Absolute Basics

Drifting off to sleep last night I wondered vaguely if there are any absolute principles that every society can or should share. It is a very much more difficult question than I first assumed.

Let us take one principle which seems to be common enough: that order is better than chaos. But the moment you take it an inch further you are faced with secondary questions: eg, is the order of North Korea, perhaps the most regimented society on earth, better than, say, the Wild West, where many men carried guns and where, to some extent, each gunslinger felt entitled to enforce his own view with his Colt 45? Koreans are taught that their state is ordered by a semi-divine family which no Korean can or should even question. Granted that there were stage coach and bank robberies west of the Mississippi, most of us in the western world have a romantic view of that world of individualism and self-reliance. For myself, Dodge City beats Pyongyang. The order of North Korea is not worth the price that Koreans pay.

Equality is a principle which is fiercely debated. Again, for myself, except for the principle of equality before the law, which is sacrosanct, equality is an absurdity, only ever achieved by levelling downwards. Even equality before the law is problematical.

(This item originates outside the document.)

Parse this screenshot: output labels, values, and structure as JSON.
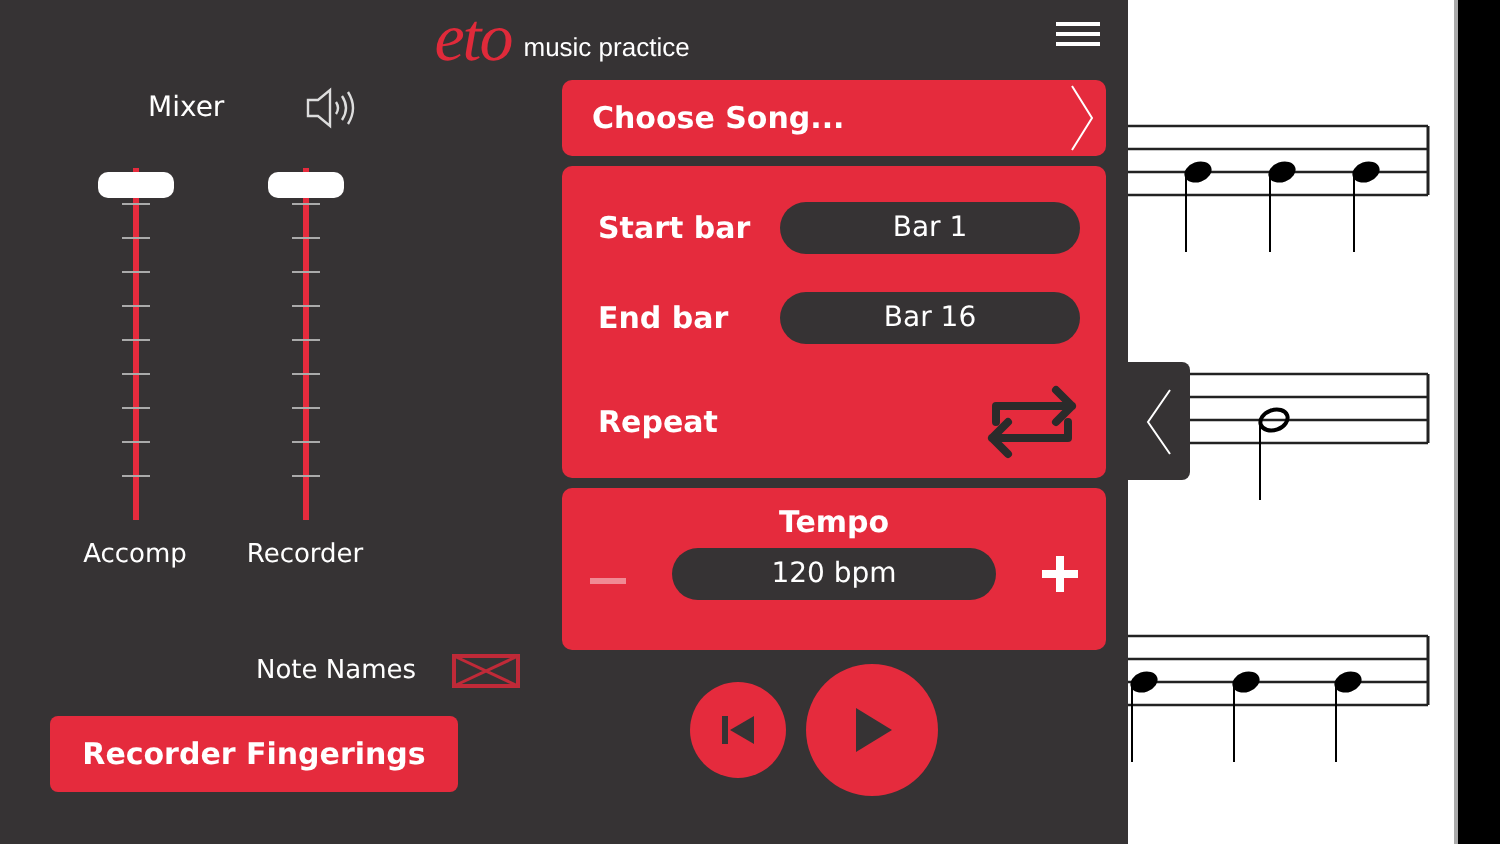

Do muggers and rapists have equal rights with other citizens? We spend billions of pounds on our criminal justice system, examining every case to determine whether or not X is indeed a mugger or a rapist.

Is it equality to allow a rich man the right to hire better defence lawyers than a poor man?
Do unto others as you would have them do unto you. This admonition has not stopped us from treating others in ways which would outrage us were we the victims. Does it apply equally to men and to women, to all races, to children as well as to adults, to the unborn? You will get lip service paid to the principle by many, perhaps most, and still find yourself endlessly disagreeing as to how it should be applied. Chattel slavery exists and has done for almost all human history. I have just been reminded that Kant’s Categorical Imperative formulates the Golden Rule in philosophical terms.

You would like every other human on the planet to be extravagantly generous to you – me too. Which of us applies the Golden Rule like that? Do our obligations to our nearest and dearest apply equally to the stranger within our gates and to strangers outside our society? The question answers itself.

We are perhaps as far from answering my original question as ever in our thousands of years of history.

Wednesday, 13 May 2015

Reflections on the General Election 2015

I was in hospital during the election and its aftermath. I was terrified that Milliband would be the next prime minister, ruling with the support of the SNP.

I was as astonished as anybody that Cameron won an outright majority – and hugely relieved that my worst fears were not realised. I hope that he will continue to tackle the deficit. Of course, until he succeeds in getting it down to zero, the total debt will continue to rise. I hope we get the promised referendum on the EU sooner than later.

The catastrophe inflicted upon the Labour party and the Lib Dems is balm to my soul.

I was one of those who voted against AV when we were given an opportunity to do so. I have changed my mind. Our Electoral system is broken. UKIP polled more votes than the Lib Dems and the SNP combined. The SNP won 56 seats, I think. The Lib Dems won 8. UKIP won 1. This is an absurd outcome. ‘First past the post’ sort of worked when there were essentially two political parties. It doesn’t work anymore. Millions of voters have been disenfranchised. Not good.